Creator: Nichols, Edward
Partner: UNT Libraries Government Documents Department

Functional Requirements for Continuation Period Equipment and Drilling

Description: For geophysical measurements, creating a functional requirement based on finding a specific-sized target at a specific depth is difficult because of the wide variation of subsurface and surface geologic conditions that can be encountered. An alternative approach used in this paper is to specify functional requirements based on what is needed to search for the effects of a given target within a reasonable background of environmental or geological variation (noise). There is a gap between what the state-of-the-art expert with a large amount of experience can be expected to accomplish and what a non-expert inspector with limited experience can do. There are also limitations because of the Treaty environment (equipment certification, transparency, managed access, etc.); thus, for OSI, we must opt for pragmatic approach. Equipment must be easy to use, rugged, and functional over a wide range of environmental conditions. Equipment should consist of commercially available technology. Well-established operational procedures should be used for taking measurements, reducing data, and presenting data, with software mostly provided by the manufacturer along with the equipment. Equipment should be used in conjunction with WGB-approved position-finding equipment capable of relative position determinations pertinent to the type of equipment and measurement.
Date: June 20, 2000
Creator: Sweeney, J.J.
Partner: UNT Libraries Government Documents Department

Borehole Inspection System for large diameter holes

Description: A color camera developed for underwater applications has been adapted for use as a large diameter Borehole Inspection System (BIS). This video/photographic system has pan and tilt capabilities and remotely interchangeable lenses. A compass provides an azimuth for orientation.

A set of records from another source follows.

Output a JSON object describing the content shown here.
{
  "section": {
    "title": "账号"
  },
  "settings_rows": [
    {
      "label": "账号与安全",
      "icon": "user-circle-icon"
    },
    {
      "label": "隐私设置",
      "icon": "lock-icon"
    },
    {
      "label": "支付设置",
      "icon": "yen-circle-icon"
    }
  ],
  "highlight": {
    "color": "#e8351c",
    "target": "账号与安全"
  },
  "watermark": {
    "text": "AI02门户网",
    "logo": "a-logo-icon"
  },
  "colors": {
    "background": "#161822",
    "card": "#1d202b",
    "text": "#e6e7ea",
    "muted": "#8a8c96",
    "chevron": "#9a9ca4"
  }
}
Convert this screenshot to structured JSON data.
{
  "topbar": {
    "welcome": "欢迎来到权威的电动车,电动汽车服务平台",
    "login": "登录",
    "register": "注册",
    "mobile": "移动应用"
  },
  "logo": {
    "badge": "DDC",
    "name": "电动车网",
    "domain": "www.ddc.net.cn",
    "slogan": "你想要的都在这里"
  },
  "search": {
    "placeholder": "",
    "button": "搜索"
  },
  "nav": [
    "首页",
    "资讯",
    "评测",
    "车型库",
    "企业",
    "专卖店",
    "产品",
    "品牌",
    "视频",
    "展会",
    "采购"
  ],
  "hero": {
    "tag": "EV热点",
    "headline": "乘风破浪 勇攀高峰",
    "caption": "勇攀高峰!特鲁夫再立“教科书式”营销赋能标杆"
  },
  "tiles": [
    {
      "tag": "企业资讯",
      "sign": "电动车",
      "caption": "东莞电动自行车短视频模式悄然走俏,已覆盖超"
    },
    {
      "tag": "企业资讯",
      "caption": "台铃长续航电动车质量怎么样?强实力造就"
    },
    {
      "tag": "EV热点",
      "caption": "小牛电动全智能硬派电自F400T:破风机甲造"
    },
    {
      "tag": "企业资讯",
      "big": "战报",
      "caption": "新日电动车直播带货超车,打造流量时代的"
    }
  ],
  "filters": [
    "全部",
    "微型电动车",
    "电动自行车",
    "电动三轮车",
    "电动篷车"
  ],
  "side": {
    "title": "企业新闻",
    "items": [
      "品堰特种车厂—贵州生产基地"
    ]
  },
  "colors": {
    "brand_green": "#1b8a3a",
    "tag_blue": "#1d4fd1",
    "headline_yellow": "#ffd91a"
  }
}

It is designed to operate in boreholes ranging in diameter from 1.2 m to 3.0 m. The system has a 180 degree ''fisheye'' lens and an inspection lens with zoom. 35 mm photographs can be taken of the same view as the video for precise location. Video tape and 35 mm film is annotated. The primary function of the BIS is geologic investigation. Various characteristics of the geologic medium can be viewed. Lithologic types and textures can be determined. Structural features such as faults, fractures, and bedding can be scrutinized. Detail descriptions of stratigraphic sequences and contacts are possible. In combination with other borehole data and sample information, many questions about hole conditions and the geologic medium can be resolved. Field operations often demand immediate resolution of borehole problems. This system offers on-the-spot visual inspection of the drill hole and associated hardware. Large eroded zones can be evaluated and casings and liners can be inspected. Other applications such as the location and configuration of hardware left in the hole and fluid entry points are possible.
Date: January 1, 1987
Creator: Hawkins, W.L.; Oliver, R.D. & Lavelle, M.J.
Partner: UNT Libraries Government Documents Department

Description of a high temperature downhole fluid sampler

Description: Downhole fluid samplers have been used for years with limited success in high temperature geothermal wells. This paper discusses the development and operating principles of a high temperature downhole fluid sampler, reliable at obtaining samples at temperatures of up to 350/sup 0/C. The sampler was used successfully for recovering a brine sample from a depth of 10,200 ft in the Salton Sea Scientific Drilling Project well.
Date: May 1, 1986
Creator: Solbau, R.; Weres, O.; Hansen, L. & Dudak, B.
Partner: UNT Libraries Government Documents Department